Since the beginning of the visa-free regime, 796,346 foreigners have travelled to Belarus: 492,896 Lithuanian citizens, 183,836 citizens and 55,870 non-citizens of Latvia, 63,744 Polish citizens

Since January 1st, 411,360 foreigners from the European Union have used visa-free travel: 244,633 citizens of Lithuania, 95,702 citizens and 28,991 non-citizens of Latvia, 42,034 Polish citizens


How often can one enter Belarus without a visa?
One can use the right of visa-free entry into Belarus an unlimited number of times during the entire period of validity of this procedure. The number of days of stay in Belarus without a visa should not exceed 90 days in a calendar year.

Which territory of Belarus can be visited with visa-free entry?
Citizens of Lithuania, Latvia (as well as persons with the status of non-citizen of Latvia) and Poland have the right to visit and move throughout the country.

What documents are required to cross the border without a visa?
► valid document for traveling abroad,
► green card (if traveling by car),
► medical insurance.

How to visit Belarus without a visa?
Citizens of Lithuania and citizens (non-citizens) of Latvia can travel (enter and exit Belarus) through international checkpoints only on the Belarusian-Lithuanian or Belarusian-Latvian sections of the border. Citizens of Poland can enter and exit Belarus through any Belarusian international checkpoint on the border with the European Union.

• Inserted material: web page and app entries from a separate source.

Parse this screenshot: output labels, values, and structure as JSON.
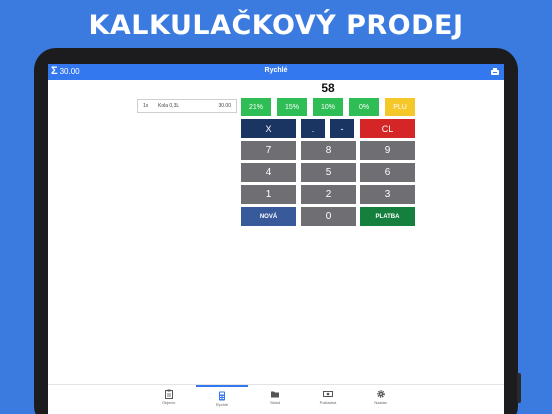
{
  "headline": "KALKULAČKOVÝ PRODEJ",
  "appbar": {
    "total": "30.00",
    "title": "Rychlé"
  },
  "receipt": {
    "items": [
      {
        "qty": "1x",
        "name": "Kola 0,3L",
        "price": "30.00"
      }
    ]
  },
  "display": {
    "amount": "58"
  },
  "keypad": {
    "pct21": "21%",
    "pct15": "15%",
    "pct10": "10%",
    "pct0": "0%",
    "plu": "PLU",
    "times": "X",
    "dot": ".",
    "minus": "-",
    "clear": "CL",
    "k7": "7",
    "k8": "8",
    "k9": "9",
    "k4": "4",
    "k5": "5",
    "k6": "6",
    "k1": "1",
    "k2": "2",
    "k3": "3",
    "new": "NOVÁ",
    "k0": "0",
    "pay": "PLATBA"
  },
  "nav": {
    "orders": "Objedn.",
    "quick": "Rychlé",
    "stock": "Sklad",
    "receipts": "Pokladna",
    "settings": "Nastav."
  },
  "colors": {
    "background": "#3b7be0",
    "appbar": "#3478f0",
    "percent_keys": "#2fbd55",
    "plu_key": "#f5c82a",
    "operator_keys": "#1a3561",
    "clear_key": "#d42626",
    "digit_keys": "#6e6e73",
    "new_key": "#385a9a",
    "pay_key": "#15803d"
  },
  "icons": {
    "total": "sigma-icon",
    "appbar_right": "cash-register-icon",
    "nav": [
      "clipboard-icon",
      "calculator-icon",
      "folder-icon",
      "banknote-icon",
      "gear-icon"
    ]
  }
}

aleksei stolyarov

Andrei Kozhan, Head of the Main Consular Department of the Ministry of Foreign Affairs of Belarus, 
“Since the beginning of this initiative, the total number of those who have visited our country using the visa-free regime is already approaching 800 thousand. This year alone we accepted approximately 405 thousand residents of neighbouring countries on a visa-free basis. Moreover, this is despite all the obstacles that exist at the border, taking into account the closed border crossings [on the part of Belarus’s western neighbours] and the artificial containment of queues. There was, is, and continues to be an interest. Somewhere in September of this year, we began to receive requests from citizens and diaspora associations with a request to extend the visa-free regime for another year. We did not leave such letters unnoticed and drew up our appeal on behalf of the Ministry of Foreign Affairs to the Head of State with a request to extend this wonderful undertaking until 2024. Our initiative was supported.”

Latvian resident Janis Kuzins notes on TikTok, “We add chemicals and all sorts of soy to our products... Belarusian products are more respected because they contain real meat. Thanks to you, our opportunities are open.”

  The Lithuanian citizen visited Belarus many times without a visa and thanked Aleksandr Lukashenko for such a gift, “I respect your President very much. I am very grateful to him for making the visa-free regime possible.”

  “Are your stores and you ready? Poor Belarus!” another TikTok user sneers at the anti-Belarusian propaganda accepted in his homeland, demonstrating the abundance of goods in Belarusian retail outlets.

  A resident of the Latvian Daugavpils, having arrived in Minsk, posted an enthusiastic video on TikTok, “We went out for a walk — let’s go, walk, have fun, enjoy the beauty of Minsk... We go to the shops of Belarus — very cool. Good choice, there is everything.”

  “Shops in Belarus are better stocked with products than shops in Poland,” a Polish tourist who visited our country on a visa-free basis concludes.

By Ilya Kryzhevich